The Disabled NHS Directors Network (DNDN) is the national network representing NHS leaders with disabilities. Formed in autumn 2020, it is open to all disabled Board or equivalent members (non-executive or executive) of NHS organisations and other providers of NHS services (including Community Interest Companies). This includes non-executive or executive members of Integrated Care Boards, NHS members of Place Partnership Boards (or equivalent) and NHS or DHSC Arm’s Length Bodies.
The Network was created to strengthen the collective impact and voice of disabled leaders and, through them, of disabled staff within the NHS and to provide a peer support network for disabled NHS directors.
Our current membership includes colleagues with a wide range of disabilities and impairments, including autism, hearing impairments, long term conditions, mental ill health, mobility impairments and visual impairments. Our membership includes a good range of gender, ethnicity, and geographical coverage across England.
As the elected Co-Chairs of the DNDN, we welcome you to this website – and if you are a disabled Board member in the NHS, please come and join us!
You can always reach us on Twitter @NHS_DNDN.
Non-Executive Director, Lancashire Teaching Hospitals NHS Foundation Trust
Chief Executive, Northern Lincolnshire and Goole NHS Foundation Trust
News and events
Encouraging CQC to recognise contribution of disabled staff to delivery of patient careOctober 17, 2022
Continuing its work reaching out to movers and shakers in the NHS, the DNDN invited Ian Trenholm, chief executive of the Care Quality Commission to a Network meeting.
DNDN co-founder celebrates London Calibre Leadership programmeOctober 11, 2022
DNDN was thrilled to be invited to help celebrate the London NHS Calibre Leadership programme by providing a disabled NHS leader to present graduation certificates to recent participants in the course delivered to NHS staff.
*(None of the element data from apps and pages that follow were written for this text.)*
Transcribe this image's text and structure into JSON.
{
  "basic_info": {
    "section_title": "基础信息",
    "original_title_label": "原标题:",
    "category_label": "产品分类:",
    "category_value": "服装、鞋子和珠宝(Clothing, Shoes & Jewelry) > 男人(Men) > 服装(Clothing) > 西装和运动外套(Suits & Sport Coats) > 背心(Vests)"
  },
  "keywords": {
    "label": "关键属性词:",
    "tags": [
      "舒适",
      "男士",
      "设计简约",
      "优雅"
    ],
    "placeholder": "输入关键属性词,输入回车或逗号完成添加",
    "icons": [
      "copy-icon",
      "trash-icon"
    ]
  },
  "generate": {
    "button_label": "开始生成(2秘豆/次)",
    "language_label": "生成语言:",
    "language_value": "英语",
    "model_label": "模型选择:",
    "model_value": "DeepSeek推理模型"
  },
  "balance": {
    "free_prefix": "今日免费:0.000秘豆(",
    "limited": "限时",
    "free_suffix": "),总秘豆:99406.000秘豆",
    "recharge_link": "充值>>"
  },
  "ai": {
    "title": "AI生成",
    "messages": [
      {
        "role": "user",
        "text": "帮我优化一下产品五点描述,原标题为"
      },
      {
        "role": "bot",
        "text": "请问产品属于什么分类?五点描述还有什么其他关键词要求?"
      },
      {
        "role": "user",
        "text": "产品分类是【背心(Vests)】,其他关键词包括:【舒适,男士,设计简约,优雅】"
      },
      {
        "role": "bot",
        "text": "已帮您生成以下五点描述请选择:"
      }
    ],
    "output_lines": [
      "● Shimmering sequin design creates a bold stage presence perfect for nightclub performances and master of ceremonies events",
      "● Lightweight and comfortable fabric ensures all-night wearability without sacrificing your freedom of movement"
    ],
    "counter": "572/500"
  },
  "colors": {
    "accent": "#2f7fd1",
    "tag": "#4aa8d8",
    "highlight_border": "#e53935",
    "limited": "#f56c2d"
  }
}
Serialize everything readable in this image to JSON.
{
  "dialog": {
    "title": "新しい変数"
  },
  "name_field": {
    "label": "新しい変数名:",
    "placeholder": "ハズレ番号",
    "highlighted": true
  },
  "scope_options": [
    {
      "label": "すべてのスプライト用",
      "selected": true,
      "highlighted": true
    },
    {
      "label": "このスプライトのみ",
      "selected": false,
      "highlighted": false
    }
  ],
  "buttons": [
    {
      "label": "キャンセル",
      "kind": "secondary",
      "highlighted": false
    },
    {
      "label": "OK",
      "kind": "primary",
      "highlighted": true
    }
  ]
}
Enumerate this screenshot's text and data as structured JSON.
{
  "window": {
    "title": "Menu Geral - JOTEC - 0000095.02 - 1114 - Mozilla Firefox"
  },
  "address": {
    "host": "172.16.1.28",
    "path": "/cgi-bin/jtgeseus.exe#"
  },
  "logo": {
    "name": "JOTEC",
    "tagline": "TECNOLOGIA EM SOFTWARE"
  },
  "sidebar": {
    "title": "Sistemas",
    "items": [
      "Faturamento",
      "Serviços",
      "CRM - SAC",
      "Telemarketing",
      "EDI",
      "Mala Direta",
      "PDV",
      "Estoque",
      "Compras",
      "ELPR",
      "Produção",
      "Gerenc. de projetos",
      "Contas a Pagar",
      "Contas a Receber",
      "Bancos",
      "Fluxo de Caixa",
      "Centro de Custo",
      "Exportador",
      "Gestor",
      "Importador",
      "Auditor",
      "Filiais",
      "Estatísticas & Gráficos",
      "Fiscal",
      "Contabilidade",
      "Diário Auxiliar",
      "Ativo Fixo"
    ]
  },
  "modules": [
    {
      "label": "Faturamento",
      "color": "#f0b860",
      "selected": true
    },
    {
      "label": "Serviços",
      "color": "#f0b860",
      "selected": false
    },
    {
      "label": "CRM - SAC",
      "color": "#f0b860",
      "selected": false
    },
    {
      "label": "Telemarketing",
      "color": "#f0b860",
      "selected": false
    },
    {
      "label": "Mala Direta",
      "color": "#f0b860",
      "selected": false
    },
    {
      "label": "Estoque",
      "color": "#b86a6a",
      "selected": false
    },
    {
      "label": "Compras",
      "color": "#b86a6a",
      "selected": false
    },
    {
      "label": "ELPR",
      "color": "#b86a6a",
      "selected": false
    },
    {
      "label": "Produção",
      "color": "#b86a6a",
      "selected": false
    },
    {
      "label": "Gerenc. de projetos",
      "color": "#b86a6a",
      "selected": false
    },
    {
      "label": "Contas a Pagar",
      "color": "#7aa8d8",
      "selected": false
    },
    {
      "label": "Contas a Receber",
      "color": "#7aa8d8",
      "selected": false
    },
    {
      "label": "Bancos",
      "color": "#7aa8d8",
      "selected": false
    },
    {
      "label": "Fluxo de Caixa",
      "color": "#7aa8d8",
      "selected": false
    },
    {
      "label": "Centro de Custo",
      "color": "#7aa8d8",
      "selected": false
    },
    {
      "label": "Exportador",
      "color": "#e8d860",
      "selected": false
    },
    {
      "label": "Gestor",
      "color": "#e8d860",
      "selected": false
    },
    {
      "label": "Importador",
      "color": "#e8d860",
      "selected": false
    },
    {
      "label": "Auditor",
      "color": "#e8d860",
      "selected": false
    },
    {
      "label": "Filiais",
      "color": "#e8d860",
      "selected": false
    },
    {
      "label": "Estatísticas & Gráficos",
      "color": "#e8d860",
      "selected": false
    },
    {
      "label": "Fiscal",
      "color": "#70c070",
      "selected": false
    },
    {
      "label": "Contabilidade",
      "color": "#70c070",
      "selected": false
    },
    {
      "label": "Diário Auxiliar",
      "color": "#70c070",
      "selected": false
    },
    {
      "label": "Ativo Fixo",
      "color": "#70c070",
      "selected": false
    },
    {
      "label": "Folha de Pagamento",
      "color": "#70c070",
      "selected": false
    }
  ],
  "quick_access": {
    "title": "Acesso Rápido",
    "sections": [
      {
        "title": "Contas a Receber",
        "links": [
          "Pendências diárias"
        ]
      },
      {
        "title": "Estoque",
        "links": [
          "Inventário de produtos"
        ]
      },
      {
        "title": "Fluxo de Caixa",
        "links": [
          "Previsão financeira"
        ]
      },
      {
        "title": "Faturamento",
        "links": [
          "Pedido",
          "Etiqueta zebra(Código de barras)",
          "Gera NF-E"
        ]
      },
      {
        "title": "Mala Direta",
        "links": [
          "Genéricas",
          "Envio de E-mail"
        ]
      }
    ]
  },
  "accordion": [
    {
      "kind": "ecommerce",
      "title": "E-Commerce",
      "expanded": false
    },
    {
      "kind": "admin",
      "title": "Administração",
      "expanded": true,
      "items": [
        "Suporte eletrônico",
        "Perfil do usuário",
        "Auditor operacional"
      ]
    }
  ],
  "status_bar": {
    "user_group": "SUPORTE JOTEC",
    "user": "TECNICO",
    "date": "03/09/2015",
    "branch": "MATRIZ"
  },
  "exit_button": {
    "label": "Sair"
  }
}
Lord Holmes’s contribution to creation of DNDN recognisedOctober 3, 2022
Former Paralympian Chris Holmes, elevated to the House of Lords in 2013, provided an important spur to the creation of the DNDN when he undertook a review in 2018 of the involvement of disabled people in public sector governance.